He observed that the values shared by the Igorots and the Māori people also mirror each other closely.
Thorpe stated, "Both cultures are very similar; we [Māori people] worship our ancestors, have a strong belief in God, and love to sing and dance. We relish the rhythm of everything—so very similar. Both the Māori and the Igorots are family-oriented, valuing our whānau—people coming together to celebrate and get to know each other. Maintaining our culture and language from where we come from—all of these things are important to both Igorots and Māori people."
"I think, just like us, the Igorot people have a close connection to our land. The Igorot people are very close to their homeland in the Cordillera mountains, which is very important to them. Similarly, we, the Māori people, find mountains very important; we are very connected to our land as well," he added.
The stories of the Igorots and Māori people highlight the resilience of indigenous cultures to maintain their identity and traditions in the face of global change.

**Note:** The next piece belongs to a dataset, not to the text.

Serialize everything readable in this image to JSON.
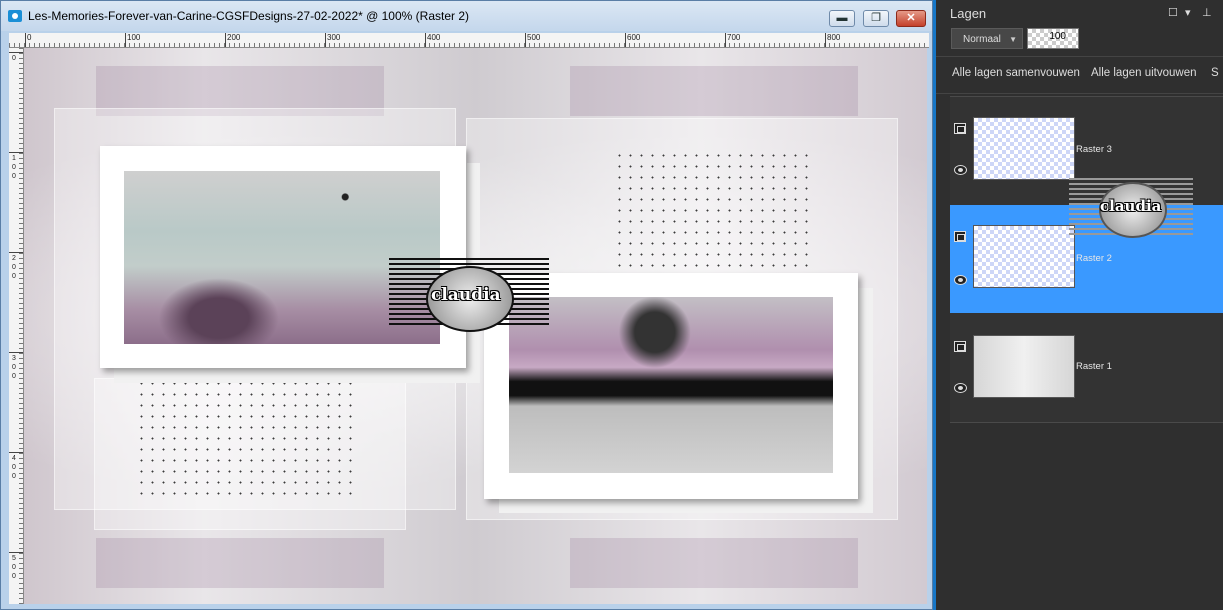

Beyond a mere cultural exhibition, the 14th Igorot international consultation exemplified strength, solidarity, and a strong sense of identity.
Despite being dispersed around the world, the Igorot diaspora remains committed to preserving their cultural heritage. As Benito emphasised, "[these events] are important for the future of our culture, if we don't do this, it will be lost, it will die. And it's our responsibility, our generation's responsibility to teach it to our young ones. So that they will also continue [our tradition], and it will not be a dying culture."
-Asia Media Centre